New teachers, new classmates, a new building, and new routine. There are plenty of changes when starting high school. Knowing what to expect is half the battle and understanding the differences between middle and high school can decrease anxiety and ease the transition. By taking advantage of the differences highlighted below you can excel and thrive in high school.
Larger graduating classes
High schools are built to accommodate more students than middle school as, typically, two or three middle schools feed into one high school. An increase in students not only results in larger graduating classes, it also limits personalized attention while increasing ownership and responsibility for your academics. Homework reminders are few and far between, and expectations both inside and outside of the classroom are higher.
Not only are class sizes larger, the workload is, too. Instead of three quizzes, two tests, and homework assignments during one quarter, you might have
two tests, homework assignments, and a major project. Your English teacher won’t coordinate with your science teacher on due dates, and you may have two or three big projects due around the same time. Time management and prioritization skills are more critical than ever.
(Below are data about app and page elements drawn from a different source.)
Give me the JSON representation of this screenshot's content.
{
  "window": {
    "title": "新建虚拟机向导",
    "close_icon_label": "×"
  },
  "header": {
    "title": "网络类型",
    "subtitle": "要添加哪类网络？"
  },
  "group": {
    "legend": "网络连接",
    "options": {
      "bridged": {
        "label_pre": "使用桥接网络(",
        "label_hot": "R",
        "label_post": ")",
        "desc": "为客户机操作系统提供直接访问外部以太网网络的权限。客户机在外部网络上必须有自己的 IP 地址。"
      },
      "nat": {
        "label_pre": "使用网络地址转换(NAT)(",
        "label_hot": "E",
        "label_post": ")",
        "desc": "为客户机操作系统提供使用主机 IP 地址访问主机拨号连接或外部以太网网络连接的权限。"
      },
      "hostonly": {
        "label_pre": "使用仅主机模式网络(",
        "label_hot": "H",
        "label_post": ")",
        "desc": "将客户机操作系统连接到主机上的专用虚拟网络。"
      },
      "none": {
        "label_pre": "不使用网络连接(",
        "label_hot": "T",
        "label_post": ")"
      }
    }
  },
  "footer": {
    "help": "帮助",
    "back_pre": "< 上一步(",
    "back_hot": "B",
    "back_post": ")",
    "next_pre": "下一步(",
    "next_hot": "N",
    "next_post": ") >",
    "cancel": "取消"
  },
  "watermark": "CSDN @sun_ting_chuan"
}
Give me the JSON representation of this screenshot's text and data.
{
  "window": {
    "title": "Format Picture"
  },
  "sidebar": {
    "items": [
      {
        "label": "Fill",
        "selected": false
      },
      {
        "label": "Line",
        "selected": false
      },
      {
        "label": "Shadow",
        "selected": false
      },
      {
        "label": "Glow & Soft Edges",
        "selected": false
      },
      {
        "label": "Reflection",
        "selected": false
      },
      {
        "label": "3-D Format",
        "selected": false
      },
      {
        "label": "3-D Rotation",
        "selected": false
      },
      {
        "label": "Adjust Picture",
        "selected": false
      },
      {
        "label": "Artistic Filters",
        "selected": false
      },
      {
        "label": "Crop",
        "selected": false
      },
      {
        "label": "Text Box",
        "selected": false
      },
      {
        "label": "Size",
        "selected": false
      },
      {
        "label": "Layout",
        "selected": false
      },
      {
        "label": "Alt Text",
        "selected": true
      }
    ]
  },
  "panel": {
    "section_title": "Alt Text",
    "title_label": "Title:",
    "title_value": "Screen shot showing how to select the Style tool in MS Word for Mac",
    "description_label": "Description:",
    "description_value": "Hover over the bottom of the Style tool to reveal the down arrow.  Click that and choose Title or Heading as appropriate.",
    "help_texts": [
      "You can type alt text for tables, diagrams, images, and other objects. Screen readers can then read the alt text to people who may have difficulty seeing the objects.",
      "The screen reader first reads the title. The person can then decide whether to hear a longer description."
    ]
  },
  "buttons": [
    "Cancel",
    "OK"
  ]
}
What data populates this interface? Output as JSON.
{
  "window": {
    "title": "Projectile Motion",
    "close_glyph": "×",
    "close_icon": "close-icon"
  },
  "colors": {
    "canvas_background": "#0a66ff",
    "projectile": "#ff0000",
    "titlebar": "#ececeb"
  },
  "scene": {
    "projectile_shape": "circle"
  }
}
In middle school, your class electives primarily consist of band or chorus, art or home economics, Spanish or French. High school opens a new world of possibilities, with over 75 electives to choose from in ninth grade alone. If you want to learn about European History, Oceanography, or Chinese, sign up for a class. Think engineering might be the career for you? There’s a whole program for that. With AP and dual enrollment classes, you have plenty to consider when selecting your high school courses.
In addition to STEM and fine arts specialty programs, career and technical education classes offer hands-on industry training and certification. Classes in automobile technology, culinary arts, horticulture, biomedical science, and nursing, to name a few, are offered to high school students. If you want to be a nurse, you could enroll in the nursing program, graduate from high school as a licensed practical nurse (LPN), then graduate from college in two years as a Registered Nurse (RN). Here’s the best part: all of these classes are free!
The independence, higher demands, and faster class pace in high school is intended to prepare you for college. The stakes are much higher because everything in high school is fair game for college admissions officers, from grades to class selection to extracurricular activities. They see all of it and use this information to determine if you are not only ready for college, but if you will most likely be successful at their college. A D or F on a middle school report card won’t be seen by a college admissions rep (except in Algebra I or a language class), whereas a D or F on a 9th grade report card will. That’s why it’s so important to bring your A game to high school.
By eighth grade, you likely know where you fit in. After three years at the same school, peer groups have been well established, but that can change in ninth grade when students from other schools enter the mix. You might click with a group of friends that didn’t go to your middle school, or you might stay close with the besties you’ve had for years. Either way, give yourself time to adjust to the larger student body and workload before jumping into the social scene.
It’s not easy going from top dog in middle school to the smallest fish in the high school pond, but once you adjust to the changes you’ll be just fine. Don’t hesitate to ask a teacher, guidance counselor, or parent for help. If a tutor could help with the transition to high school, give us a call.